Standalone websites are better than Facebook pages for sharing the URL and maintaining creative control, but they are also more complicated, expensive to maintain, and difficult to drive traffic to. A Facebook page is an absolute minimum, but most serious advocacy groups have both.
Unless the site welcomes a positive, active, and constructive conversation, people will tend to forget that it exists. Frequent updates can help remind people to check back. When things are slow it can be difficult to find things to share with your visitors. These are good opportunities to lift from other skatepark advocacy groups. For example, you can publish an item from the FAQ section of the Tony Hawk Foundation website, or republish an article from Skaters for Public Skateparks.
The best content outline for your site (for both websites and Facebook pages) provides easy access to the kinds of reasons why someone would visit. These reasons are most likely:
- To get info on an upcoming meeting
- To learn more about the project’s goals
- To read a brief project history
- To contact the group
- To offer their support or become involved
- To learn more about skateboarding and skateparks (facts and external links)
Tonally, your website should be factual and compelling. Intersperse statistics (include your sources) with pictures of skateboarders. And remember, it’s less about skateparks than it is about skateboarders. Don’t forget to include regional information. The website will draw people from all over the nation, and farther, so sharing information about your town is great. Also, local readers will like to see your website express a degree of local pride.
Avoid these mistakes:
- Using the page to publish cool skateboarding videos
- Not including contact information
- Not including the city and state where your skatepark is being planned
- Not asking for help with particular things
- Publishing opinion pieces or news items with typos and misspelled words
- Allowing for crass language
- Bashing other members or groups within your community
- Permitting the broadcasting of dissenting opinion
(The site is not the place for public arguments about the merits of the skatepark. This is the “pro-community, pro-positivity, pro-skatepark” site. People with negative, dismissive ideas and antagonistic skatepark opponents can make their own websites, if they like.)
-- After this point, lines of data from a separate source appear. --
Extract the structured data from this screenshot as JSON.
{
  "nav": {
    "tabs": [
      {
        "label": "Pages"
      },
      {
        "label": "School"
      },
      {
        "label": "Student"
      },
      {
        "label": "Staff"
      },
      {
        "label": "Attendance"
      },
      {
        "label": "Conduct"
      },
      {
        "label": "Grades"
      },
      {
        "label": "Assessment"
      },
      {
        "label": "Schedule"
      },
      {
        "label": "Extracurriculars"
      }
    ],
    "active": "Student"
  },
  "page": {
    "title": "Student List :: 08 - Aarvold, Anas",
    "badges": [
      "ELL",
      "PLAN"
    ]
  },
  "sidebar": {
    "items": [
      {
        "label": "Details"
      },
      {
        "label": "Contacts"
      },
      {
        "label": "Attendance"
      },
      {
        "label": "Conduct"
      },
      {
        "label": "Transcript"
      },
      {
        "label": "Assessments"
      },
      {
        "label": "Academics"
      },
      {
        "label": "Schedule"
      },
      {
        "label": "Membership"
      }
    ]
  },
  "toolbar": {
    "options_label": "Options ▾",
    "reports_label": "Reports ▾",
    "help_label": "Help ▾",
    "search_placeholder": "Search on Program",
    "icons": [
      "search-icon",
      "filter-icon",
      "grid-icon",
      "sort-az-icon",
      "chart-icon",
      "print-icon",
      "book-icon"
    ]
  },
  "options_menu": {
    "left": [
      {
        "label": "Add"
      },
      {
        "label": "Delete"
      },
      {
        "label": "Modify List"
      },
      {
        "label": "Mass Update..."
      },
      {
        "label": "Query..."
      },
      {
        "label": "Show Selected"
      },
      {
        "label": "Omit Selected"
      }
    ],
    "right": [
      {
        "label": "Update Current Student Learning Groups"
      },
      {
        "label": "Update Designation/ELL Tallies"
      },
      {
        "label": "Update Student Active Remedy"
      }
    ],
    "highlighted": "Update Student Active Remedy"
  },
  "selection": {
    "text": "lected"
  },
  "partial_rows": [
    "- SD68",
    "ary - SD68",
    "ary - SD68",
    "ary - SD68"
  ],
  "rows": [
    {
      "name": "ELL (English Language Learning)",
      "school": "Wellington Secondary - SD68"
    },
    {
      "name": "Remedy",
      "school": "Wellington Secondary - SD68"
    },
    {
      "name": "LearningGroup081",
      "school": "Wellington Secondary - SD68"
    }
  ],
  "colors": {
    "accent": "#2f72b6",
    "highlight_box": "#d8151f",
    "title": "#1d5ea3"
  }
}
- Leaving the page stagnant for weeks at a time
Skateboarding and video production are common partners. It isn’t difficult for most advocates to find people in the core group eager to make a “public service announcement” that talks about the need for and benefits of a skatepark. The finished PSA can exist on YouTube and be promoted by your website and Facebook page.
Your skatepark PSA should be positive, encouraging, and tell a sincere, personal story. You can include some top-line statistics if it supports the claims made in the video, but you should avoid “pouring it on.” Simple, direct, and to-the-point will win more people over and provide them with just enough information to talk to their neighbors and friends about the park in a helpful way.
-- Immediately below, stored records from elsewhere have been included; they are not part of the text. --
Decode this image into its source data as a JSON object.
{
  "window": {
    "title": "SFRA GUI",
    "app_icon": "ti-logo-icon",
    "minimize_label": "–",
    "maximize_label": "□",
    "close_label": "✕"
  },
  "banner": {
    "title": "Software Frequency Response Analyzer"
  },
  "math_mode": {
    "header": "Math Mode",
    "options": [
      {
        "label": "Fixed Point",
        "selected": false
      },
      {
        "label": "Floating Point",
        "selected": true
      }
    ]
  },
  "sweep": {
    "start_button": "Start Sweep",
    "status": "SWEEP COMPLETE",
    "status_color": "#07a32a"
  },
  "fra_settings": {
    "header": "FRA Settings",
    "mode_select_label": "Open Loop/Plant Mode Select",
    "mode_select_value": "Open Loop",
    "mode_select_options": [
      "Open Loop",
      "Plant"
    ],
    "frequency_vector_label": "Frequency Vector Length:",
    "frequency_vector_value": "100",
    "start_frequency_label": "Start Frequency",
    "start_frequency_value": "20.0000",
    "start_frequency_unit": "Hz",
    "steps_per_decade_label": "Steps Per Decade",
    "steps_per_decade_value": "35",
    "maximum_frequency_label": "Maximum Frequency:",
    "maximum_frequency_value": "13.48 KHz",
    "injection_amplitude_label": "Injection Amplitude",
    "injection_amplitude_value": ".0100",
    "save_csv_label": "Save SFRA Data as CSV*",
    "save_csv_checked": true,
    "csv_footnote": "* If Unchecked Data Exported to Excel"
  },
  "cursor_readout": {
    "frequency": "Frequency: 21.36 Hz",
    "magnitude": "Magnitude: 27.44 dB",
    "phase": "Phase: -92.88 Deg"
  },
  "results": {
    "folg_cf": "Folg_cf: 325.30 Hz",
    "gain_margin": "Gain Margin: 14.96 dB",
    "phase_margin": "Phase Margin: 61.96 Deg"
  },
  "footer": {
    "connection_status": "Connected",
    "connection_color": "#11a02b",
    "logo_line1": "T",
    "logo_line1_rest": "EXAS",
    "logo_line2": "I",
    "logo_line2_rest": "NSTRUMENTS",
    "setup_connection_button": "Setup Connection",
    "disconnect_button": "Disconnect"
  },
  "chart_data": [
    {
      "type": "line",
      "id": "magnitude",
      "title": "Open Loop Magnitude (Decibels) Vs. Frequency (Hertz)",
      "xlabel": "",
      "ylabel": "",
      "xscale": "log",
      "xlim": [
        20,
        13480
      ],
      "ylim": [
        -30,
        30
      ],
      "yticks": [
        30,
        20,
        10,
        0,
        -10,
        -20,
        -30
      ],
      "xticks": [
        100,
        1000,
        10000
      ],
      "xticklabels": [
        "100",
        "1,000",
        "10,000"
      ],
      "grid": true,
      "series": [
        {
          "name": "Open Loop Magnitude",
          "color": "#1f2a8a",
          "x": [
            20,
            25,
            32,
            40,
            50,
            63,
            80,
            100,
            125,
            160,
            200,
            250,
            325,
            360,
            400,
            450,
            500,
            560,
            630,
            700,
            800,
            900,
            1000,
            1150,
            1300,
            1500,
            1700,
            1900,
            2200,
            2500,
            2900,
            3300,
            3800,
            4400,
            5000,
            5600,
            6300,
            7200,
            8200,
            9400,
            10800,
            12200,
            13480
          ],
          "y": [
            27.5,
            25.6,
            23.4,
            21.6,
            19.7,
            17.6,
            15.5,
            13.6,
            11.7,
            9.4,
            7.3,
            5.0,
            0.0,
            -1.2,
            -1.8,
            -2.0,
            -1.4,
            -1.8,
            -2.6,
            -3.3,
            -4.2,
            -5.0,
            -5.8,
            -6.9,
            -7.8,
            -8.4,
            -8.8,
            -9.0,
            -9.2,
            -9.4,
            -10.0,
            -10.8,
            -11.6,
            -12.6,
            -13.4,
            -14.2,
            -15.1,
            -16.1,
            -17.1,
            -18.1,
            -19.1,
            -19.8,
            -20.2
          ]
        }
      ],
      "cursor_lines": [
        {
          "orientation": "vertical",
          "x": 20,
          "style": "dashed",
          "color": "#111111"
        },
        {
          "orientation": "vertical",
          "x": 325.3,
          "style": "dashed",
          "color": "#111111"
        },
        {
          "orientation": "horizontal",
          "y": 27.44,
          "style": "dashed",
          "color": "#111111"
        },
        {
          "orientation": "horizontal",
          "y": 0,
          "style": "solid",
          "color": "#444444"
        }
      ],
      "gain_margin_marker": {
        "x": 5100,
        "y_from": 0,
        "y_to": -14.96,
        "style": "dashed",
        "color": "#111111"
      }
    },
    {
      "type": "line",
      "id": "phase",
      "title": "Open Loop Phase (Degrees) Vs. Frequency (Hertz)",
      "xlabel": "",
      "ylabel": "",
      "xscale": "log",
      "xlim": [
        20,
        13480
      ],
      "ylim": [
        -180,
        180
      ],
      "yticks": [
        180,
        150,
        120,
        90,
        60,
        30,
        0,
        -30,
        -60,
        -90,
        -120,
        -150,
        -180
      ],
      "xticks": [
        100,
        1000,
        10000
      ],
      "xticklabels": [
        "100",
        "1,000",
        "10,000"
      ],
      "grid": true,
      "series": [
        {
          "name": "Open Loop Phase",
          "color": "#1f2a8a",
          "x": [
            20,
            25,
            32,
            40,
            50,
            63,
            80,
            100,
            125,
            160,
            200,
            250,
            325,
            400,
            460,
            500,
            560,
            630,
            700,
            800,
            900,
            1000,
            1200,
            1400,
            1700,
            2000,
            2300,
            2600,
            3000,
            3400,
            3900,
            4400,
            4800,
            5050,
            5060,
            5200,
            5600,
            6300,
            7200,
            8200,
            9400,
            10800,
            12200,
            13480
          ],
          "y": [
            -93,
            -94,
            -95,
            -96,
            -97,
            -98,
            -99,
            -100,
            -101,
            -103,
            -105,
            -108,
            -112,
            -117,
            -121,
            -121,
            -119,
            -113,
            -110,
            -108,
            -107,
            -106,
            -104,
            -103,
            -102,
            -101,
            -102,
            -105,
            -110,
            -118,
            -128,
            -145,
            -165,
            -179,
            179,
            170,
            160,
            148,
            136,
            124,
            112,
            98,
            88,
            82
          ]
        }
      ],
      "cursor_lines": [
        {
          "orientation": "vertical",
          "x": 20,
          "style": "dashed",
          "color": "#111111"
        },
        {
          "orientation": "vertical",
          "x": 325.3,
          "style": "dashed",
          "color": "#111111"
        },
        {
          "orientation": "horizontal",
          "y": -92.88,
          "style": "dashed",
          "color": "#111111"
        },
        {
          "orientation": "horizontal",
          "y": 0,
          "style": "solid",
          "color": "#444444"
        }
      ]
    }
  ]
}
Your video should be less than 3 minutes long, but the shorter, the better. If you include a title intro, it should be less than 15 seconds. Write and follow a concise outline so that the video has structure and feels organized.
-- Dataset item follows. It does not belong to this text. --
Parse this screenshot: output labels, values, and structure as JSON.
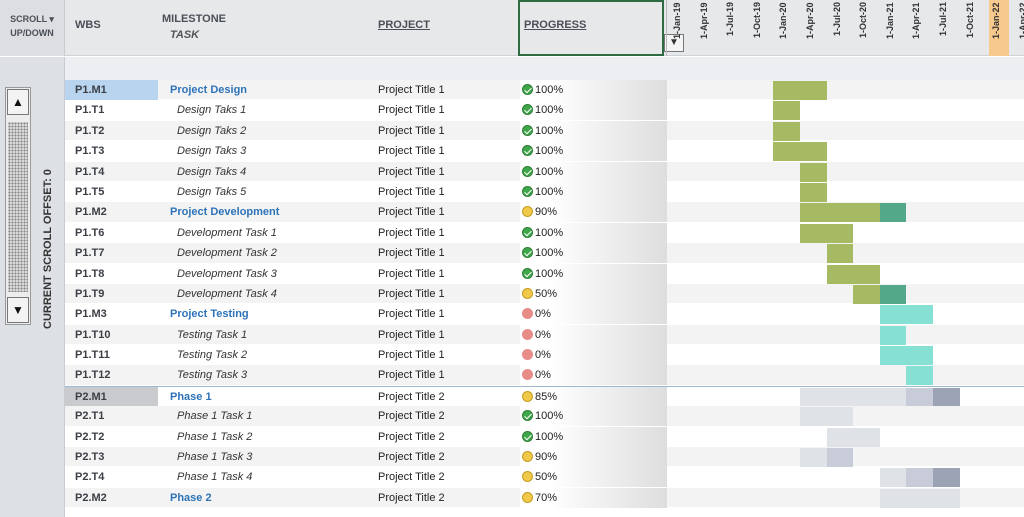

Below is an example of a PSA produced by the Tony Hawk Foundation. This is a product of professional skills and tools, but it shows some of the best techniques for creating a compelling message. Notice that there is information about the community, testimonials from a diverse group of people, and what is ultimately a positive message. A video like this for your community would conclude with information about how to get involved or offer your support.